The Sentence is Death by Anthony Horowitz is this week’s Irish Times Eason offer
A sneak preview of Saturday’s books pages
The Sentence Is Death by Anthony Horowitz is this weekend’s Irish Times Eason offer. When you buy a copy of The Irish Times in any branch on Saturday, you can buy the thriller for just €4.99, a saving of €7.
A reminder to quiz lovers to come along to The Workman’s Club, 10 Wellington Quay, Temple Bar, Dublin, this Sunday, November 17th, at 4pm, for Dublin Book Festival’s Literary Pub Quiz and show off your knowledge for a great cause! Over eight rounds, you will have the chance to test your book knowledge and compete for some great prizes and the glory of being crowned Dublin’s Greatest Bookworm!
Tables will be limited to four people but feel free to come solo and the DBF team will match you up. I shall be setting and asking the questions and all profits from the event will go to the Peter McVerry Trust.
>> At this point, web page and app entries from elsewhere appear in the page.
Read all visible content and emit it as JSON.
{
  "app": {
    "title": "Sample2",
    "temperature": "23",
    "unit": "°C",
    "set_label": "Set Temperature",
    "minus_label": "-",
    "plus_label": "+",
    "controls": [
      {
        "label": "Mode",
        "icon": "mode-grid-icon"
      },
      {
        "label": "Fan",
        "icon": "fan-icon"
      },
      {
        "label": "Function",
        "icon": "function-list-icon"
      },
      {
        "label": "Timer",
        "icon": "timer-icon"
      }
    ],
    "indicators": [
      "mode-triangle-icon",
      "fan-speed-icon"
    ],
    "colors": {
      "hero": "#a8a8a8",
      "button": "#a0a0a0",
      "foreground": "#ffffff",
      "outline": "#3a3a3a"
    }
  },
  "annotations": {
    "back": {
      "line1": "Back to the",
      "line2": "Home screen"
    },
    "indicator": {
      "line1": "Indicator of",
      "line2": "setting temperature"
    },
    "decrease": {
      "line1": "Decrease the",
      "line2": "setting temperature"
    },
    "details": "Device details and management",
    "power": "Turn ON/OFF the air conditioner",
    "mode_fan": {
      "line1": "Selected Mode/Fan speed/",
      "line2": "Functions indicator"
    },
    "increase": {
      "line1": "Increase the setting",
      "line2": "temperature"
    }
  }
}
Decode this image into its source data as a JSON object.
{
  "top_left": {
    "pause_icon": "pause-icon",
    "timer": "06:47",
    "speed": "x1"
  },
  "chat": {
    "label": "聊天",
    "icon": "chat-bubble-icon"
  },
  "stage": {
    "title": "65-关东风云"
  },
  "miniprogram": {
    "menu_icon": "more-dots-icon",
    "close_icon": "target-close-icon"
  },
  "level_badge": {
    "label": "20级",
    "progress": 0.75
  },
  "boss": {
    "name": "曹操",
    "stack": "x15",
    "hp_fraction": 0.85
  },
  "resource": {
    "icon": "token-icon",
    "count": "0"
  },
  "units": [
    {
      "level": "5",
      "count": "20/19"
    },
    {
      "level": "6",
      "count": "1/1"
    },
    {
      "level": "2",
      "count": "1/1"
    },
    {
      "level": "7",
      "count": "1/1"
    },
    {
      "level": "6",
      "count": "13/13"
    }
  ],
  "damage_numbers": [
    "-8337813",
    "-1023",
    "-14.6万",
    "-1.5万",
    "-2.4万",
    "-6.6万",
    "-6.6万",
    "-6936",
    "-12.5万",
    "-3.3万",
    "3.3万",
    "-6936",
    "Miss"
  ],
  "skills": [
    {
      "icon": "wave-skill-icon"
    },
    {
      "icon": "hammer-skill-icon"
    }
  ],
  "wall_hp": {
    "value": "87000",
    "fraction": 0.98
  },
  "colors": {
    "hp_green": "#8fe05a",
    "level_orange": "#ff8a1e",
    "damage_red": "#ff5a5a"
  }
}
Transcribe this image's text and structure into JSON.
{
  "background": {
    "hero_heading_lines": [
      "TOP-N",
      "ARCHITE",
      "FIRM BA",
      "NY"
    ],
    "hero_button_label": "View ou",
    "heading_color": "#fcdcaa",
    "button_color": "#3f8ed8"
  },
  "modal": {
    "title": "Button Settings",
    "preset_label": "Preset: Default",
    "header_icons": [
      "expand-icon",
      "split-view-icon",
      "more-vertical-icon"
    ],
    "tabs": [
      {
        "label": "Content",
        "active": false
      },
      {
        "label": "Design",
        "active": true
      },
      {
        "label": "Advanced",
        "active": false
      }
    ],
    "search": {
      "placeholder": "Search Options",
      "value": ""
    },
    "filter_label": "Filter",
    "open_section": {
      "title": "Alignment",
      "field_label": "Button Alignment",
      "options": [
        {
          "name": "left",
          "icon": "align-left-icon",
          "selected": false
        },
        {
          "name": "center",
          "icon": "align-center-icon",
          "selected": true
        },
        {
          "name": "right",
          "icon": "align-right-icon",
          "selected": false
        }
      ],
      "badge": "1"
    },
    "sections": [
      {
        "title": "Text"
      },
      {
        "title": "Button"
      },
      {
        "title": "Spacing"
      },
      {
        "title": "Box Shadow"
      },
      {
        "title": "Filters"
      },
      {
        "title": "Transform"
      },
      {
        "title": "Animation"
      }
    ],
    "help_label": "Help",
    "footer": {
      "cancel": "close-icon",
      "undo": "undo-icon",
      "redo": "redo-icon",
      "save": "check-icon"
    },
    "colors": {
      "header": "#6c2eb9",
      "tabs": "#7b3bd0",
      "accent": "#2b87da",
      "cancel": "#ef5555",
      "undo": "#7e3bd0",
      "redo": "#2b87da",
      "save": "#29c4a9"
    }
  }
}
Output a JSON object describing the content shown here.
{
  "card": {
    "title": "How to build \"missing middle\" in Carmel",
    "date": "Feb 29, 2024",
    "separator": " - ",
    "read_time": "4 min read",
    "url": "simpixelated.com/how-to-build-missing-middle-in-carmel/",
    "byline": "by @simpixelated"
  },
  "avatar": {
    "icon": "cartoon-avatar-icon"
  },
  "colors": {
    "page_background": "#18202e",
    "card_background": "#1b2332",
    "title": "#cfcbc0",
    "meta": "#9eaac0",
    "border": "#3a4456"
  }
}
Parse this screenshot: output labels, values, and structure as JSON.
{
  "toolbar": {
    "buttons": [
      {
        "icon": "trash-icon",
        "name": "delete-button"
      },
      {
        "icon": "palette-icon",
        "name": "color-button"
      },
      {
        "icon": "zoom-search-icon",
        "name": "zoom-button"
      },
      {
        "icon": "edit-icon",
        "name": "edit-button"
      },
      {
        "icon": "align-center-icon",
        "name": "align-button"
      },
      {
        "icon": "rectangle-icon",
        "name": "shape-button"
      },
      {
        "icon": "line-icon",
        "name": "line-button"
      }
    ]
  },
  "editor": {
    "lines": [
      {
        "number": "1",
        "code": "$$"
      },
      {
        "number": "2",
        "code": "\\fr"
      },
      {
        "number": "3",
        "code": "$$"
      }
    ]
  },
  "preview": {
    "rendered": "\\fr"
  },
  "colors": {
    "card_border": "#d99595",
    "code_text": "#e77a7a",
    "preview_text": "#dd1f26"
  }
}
In the Magazine, Paul Merton talks to Patrick Freyne about his new anthology of funny short stories, his grandfather who was in the IRA and his love of Irish humour. Deirdre McQuillan looks at a new book by Appasionata Ruth Monahan, which features floral displays around Ireland. In Weekend Review, Dan Gretton, author of I You We Them: Journeys Beyond Evil: The Desk Killer in History and Today, talks to Hugh Linehan.
Reviews include Fintan O’Toole on two Brexit-inspired satires by I am the Border, So I Am by @BorderIrish and Led by Donkeys: How four friends with a ladder took on Brexit; Catherine Toal on Backstop Land by Glenn Patterson; Dervla Murphy on Travels in the Aran Isles, Xian and Places in Between by Nicolas Bouvier, translated by Robyn Marsack; John Self on Meena Kandasamy’s Exquisite Cadavers; Brian Dillon on Emmanuel Carrère’s 97,196 Words, translated by John Lambert; Niamh Donnelly on Collected Stories by Elizabeth Bowen; Desmond Traynor on Will by Will Self; John McAuliffe on September 1, 1939: A Biography of a Poem by Ian Sansom; Sarah Gilmartin on The Tenth Muse by Catherine Chung; Martina Evans on The Poems of Dorothy Molloy and Jane Clarke’s When the Tree Falls; and Rob Doyle on Memories, Dreams, Reflections by Carl Jung. And there is a new poem by Rebecca O’Connor.